Every December 1st the world is asked to stop, think and remember those we have lost to the AIDS pandemic. While the battle of prevention and treatment goes on every day, today's events around the world signify our continued commitment to education and support in an effort to bring HIV/AIDS to and end, or as this years theme indicates, "Getting to Zero-Zero New HIV Infections, Zero Discrimination and Zero AIDS Related Deaths." With the goal of no new cases of infection by 2015, can we hope for as Hillary Clinton describes it, an "AIDS Free Generation"?
I have written before how at 29 years of age, I do not know a world without HIV/AIDS. What will it be like for my children if this goal is met? How will they remember the impact of HIV/AIDS? How will this impact sex and sexuality? While global commitments hold in the support toward ending this pandemic, it is moments just like these where we must remain active rather than falling into the lull of complacency, believing somehow the battle is won.
In the above video various global political figures speak about HIV/AIDS, including President Obama's address (start at 38:20), who describes how rates of infection in the US have remained steady for over a decade and how within particular American communities infection has been on the rise. The Obama administration this past year has put forth a National HIV/AIDS Strategy (http://www.whitehouse.gov/administration/eop/onap/nhas) We can never forget that our attention toward preventions and care, must be at home as well as abroad.
So what will you do to be a part of bringing this pandemic to a close? How can be ensure this next generation will be able to sincerely be a AIDS Free Generation?
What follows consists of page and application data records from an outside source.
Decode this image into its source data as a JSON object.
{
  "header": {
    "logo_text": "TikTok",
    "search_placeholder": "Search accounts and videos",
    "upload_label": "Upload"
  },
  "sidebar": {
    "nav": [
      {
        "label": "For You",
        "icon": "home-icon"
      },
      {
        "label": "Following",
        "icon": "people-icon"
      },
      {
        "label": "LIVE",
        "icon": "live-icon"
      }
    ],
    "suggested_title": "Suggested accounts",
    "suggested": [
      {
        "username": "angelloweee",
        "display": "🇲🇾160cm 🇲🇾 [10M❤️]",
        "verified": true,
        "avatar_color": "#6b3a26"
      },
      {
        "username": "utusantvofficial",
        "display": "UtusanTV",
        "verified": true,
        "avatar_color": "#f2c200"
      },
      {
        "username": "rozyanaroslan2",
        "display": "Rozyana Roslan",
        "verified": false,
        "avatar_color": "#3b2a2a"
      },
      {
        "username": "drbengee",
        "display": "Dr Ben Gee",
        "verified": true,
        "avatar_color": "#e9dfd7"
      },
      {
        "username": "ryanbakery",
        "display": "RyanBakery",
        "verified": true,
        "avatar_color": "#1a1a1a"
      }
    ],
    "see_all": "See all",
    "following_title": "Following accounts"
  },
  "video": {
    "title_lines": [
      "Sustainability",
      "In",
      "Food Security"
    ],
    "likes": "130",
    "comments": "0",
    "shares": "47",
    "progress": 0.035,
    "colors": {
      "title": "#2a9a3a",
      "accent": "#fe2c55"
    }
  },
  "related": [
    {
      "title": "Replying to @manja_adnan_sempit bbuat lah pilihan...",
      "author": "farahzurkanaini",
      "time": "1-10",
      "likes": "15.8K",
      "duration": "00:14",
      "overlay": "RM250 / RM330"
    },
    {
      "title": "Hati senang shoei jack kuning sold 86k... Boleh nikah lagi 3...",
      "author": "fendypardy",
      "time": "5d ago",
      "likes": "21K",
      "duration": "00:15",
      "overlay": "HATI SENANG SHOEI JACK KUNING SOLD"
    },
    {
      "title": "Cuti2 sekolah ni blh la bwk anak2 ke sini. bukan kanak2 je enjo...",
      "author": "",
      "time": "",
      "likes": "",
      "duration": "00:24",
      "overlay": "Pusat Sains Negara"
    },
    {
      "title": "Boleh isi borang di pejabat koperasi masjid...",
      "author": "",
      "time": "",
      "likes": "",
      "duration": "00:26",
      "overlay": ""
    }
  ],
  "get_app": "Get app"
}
Check out the One Campaigns efforts to end HIV/AIDS by 2015: www.2015quilt.com